* _Input material_:
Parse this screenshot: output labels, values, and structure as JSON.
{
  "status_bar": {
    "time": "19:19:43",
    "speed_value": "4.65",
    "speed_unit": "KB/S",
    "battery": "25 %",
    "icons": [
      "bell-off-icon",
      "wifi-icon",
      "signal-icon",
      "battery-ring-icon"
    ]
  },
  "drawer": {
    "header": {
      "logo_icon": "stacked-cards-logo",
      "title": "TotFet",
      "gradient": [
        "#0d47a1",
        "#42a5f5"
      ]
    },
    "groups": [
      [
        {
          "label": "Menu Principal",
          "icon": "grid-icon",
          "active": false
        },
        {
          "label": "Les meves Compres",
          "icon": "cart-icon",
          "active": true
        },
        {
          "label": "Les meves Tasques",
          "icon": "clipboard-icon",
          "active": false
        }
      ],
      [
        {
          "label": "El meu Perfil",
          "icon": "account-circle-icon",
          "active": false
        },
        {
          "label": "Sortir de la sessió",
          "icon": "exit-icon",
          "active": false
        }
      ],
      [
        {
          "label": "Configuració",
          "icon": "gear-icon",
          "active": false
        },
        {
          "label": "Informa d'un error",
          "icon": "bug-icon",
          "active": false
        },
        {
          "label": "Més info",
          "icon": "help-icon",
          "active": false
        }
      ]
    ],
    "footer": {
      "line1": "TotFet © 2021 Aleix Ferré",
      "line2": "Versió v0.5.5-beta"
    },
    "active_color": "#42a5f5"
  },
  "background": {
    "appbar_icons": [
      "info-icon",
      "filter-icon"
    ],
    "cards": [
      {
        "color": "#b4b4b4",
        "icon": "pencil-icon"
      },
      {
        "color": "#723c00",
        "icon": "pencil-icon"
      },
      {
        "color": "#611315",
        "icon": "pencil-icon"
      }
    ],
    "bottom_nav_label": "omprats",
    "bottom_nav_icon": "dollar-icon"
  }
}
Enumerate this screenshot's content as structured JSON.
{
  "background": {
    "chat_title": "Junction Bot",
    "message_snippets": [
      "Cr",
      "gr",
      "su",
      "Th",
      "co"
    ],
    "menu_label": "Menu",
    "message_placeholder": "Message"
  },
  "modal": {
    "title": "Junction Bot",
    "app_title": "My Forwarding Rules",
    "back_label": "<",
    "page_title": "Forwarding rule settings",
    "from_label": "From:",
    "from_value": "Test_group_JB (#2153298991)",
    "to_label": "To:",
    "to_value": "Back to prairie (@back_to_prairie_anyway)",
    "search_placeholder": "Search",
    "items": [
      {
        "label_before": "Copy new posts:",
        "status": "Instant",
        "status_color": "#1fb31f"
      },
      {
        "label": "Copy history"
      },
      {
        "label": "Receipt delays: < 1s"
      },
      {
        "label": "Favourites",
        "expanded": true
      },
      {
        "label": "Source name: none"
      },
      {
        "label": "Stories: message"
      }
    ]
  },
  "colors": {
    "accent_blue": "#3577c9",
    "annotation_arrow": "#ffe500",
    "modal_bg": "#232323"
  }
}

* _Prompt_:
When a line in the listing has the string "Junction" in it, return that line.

* _Answer_:
    "chat_title": "Junction Bot",
    "title": "Junction Bot",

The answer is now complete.